- Problem to work on -
Could you print the listing again exactly, omitting the pictures?
*** Input for this task ***
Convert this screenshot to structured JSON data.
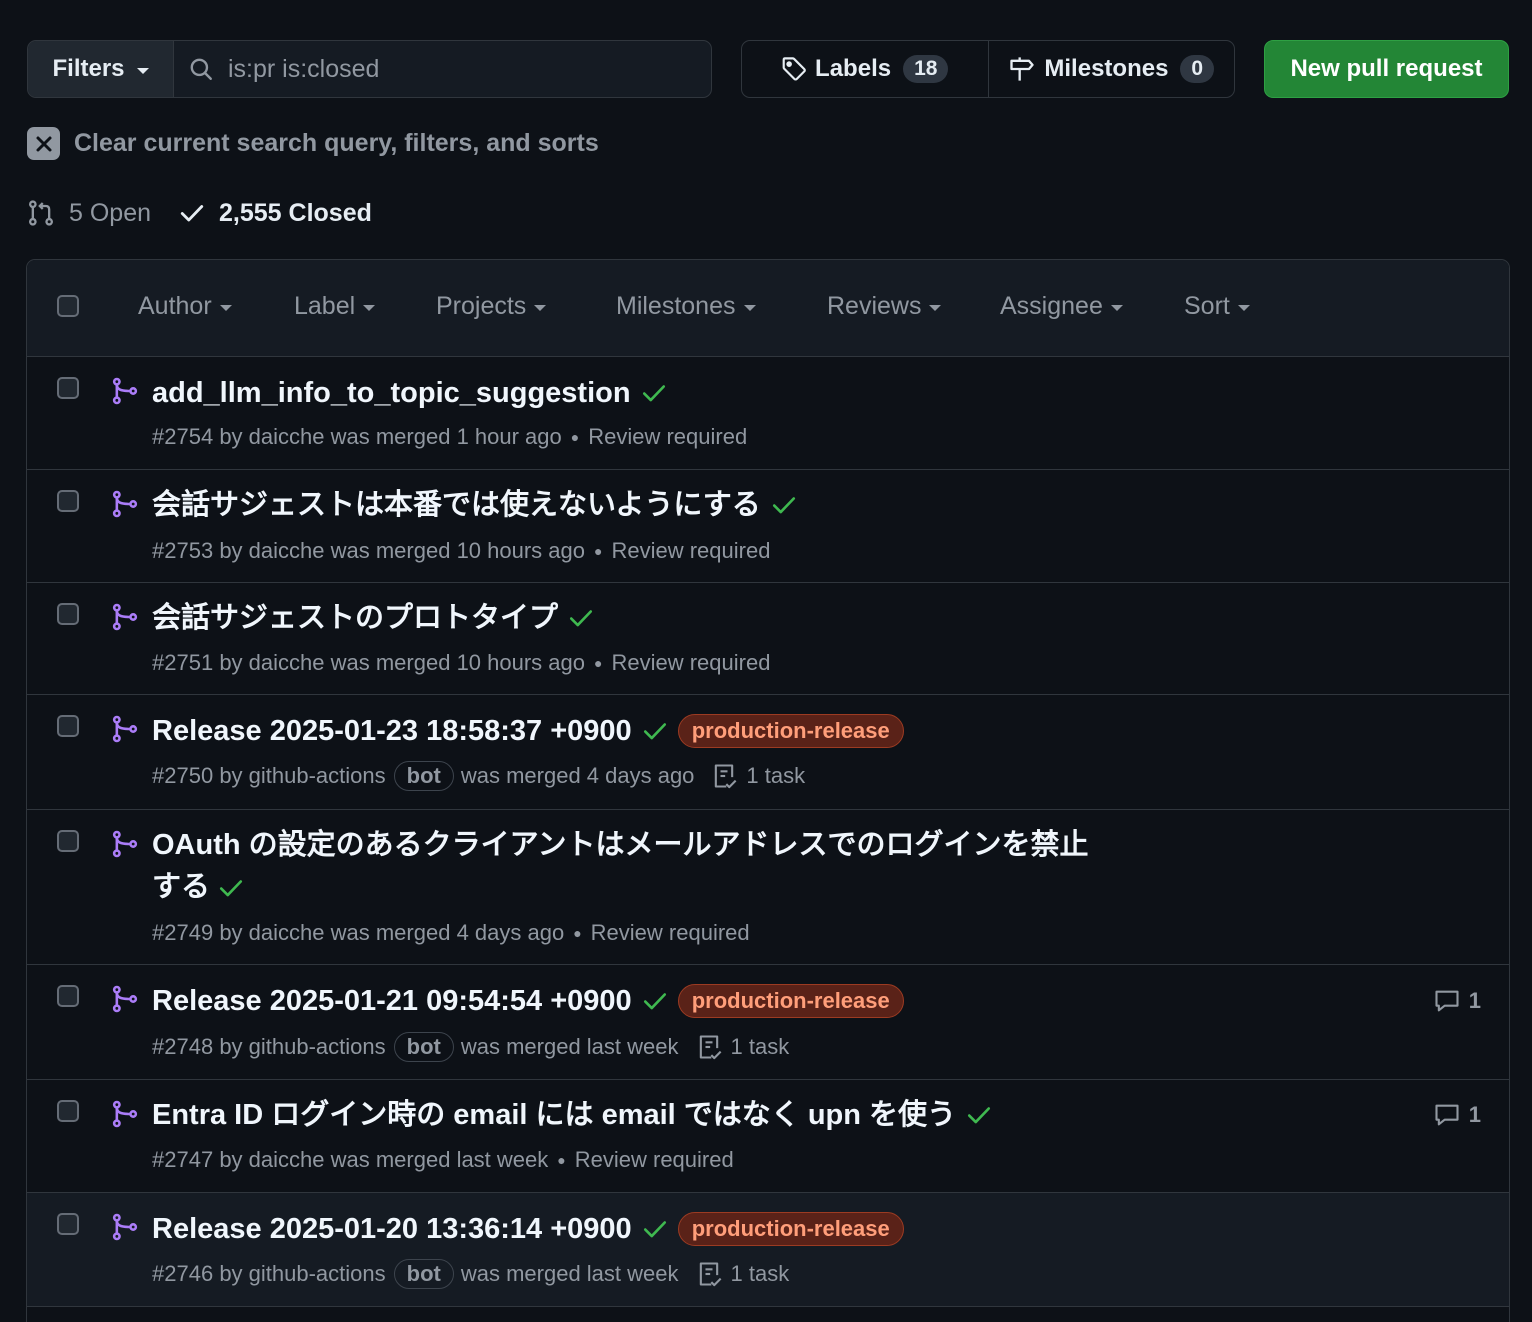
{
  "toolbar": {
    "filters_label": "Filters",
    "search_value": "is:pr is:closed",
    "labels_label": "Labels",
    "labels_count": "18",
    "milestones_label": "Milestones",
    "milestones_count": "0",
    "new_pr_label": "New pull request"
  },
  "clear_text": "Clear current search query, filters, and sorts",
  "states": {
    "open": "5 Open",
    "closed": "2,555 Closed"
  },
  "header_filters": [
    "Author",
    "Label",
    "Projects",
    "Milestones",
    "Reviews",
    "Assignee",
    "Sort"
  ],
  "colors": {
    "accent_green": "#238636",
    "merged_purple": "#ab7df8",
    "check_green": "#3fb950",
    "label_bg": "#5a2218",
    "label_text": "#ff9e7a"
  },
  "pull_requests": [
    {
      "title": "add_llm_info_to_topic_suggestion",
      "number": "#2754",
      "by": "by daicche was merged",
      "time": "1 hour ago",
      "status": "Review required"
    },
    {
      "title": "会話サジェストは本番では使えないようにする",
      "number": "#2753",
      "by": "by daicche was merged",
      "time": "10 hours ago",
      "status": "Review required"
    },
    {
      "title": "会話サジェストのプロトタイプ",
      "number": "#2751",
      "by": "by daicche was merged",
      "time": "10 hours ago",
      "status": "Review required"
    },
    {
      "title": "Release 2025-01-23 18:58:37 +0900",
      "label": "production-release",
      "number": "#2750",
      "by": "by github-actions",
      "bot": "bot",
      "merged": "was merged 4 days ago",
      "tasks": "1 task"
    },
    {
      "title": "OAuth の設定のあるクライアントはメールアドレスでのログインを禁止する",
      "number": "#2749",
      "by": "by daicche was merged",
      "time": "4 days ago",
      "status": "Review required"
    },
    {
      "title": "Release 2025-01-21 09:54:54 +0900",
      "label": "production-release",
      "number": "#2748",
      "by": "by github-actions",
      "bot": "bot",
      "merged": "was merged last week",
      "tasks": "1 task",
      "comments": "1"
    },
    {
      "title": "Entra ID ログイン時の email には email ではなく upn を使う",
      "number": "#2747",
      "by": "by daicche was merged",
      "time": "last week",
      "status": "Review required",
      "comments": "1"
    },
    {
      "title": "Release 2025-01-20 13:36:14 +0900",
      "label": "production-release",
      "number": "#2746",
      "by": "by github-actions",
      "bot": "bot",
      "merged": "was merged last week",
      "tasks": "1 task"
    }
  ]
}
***
- Task answer -
Convert this screenshot to structured JSON data.
{
  "toolbar": {
    "filters_label": "Filters",
    "search_value": "is:pr is:closed",
    "labels_label": "Labels",
    "labels_count": "18",
    "milestones_label": "Milestones",
    "milestones_count": "0",
    "new_pr_label": "New pull request"
  },
  "clear_text": "Clear current search query, filters, and sorts",
  "states": {
    "open": "5 Open",
    "closed": "2,555 Closed"
  },
  "header_filters": [
    "Author",
    "Label",
    "Projects",
    "Milestones",
    "Reviews",
    "Assignee",
    "Sort"
  ],
  "colors": {
    "accent_green": "#238636",
    "merged_purple": "#ab7df8",
    "check_green": "#3fb950",
    "label_bg": "#5a2218",
    "label_text": "#ff9e7a"
  },
  "pull_requests": [
    {
      "title": "add_llm_info_to_topic_suggestion",
      "number": "#2754",
      "by": "by daicche was merged",
      "time": "1 hour ago",
      "status": "Review required"
    },
    {
      "title": "会話サジェストは本番では使えないようにする",
      "number": "#2753",
      "by": "by daicche was merged",
      "time": "10 hours ago",
      "status": "Review required"
    },
    {
      "title": "会話サジェストのプロトタイプ",
      "number": "#2751",
      "by": "by daicche was merged",
      "time": "10 hours ago",
      "status": "Review required"
    },
    {
      "title": "Release 2025-01-23 18:58:37 +0900",
      "label": "production-release",
      "number": "#2750",
      "by": "by github-actions",
      "bot": "bot",
      "merged": "was merged 4 days ago",
      "tasks": "1 task"
    },
    {
      "title": "OAuth の設定のあるクライアントはメールアドレスでのログインを禁止する",
      "number": "#2749",
      "by": "by daicche was merged",
      "time": "4 days ago",
      "status": "Review required"
    },
    {
      "title": "Release 2025-01-21 09:54:54 +0900",
      "label": "production-release",
      "number": "#2748",
      "by": "by github-actions",
      "bot": "bot",
      "merged": "was merged last week",
      "tasks": "1 task",
      "comments": "1"
    },
    {
      "title": "Entra ID ログイン時の email には email ではなく upn を使う",
      "number": "#2747",
      "by": "by daicche was merged",
      "time": "last week",
      "status": "Review required",
      "comments": "1"
    },
    {
      "title": "Release 2025-01-20 13:36:14 +0900",
      "label": "production-release",
      "number": "#2746",
      "by": "by github-actions",
      "bot": "bot",
      "merged": "was merged last week",
      "tasks": "1 task"
    }
  ]
}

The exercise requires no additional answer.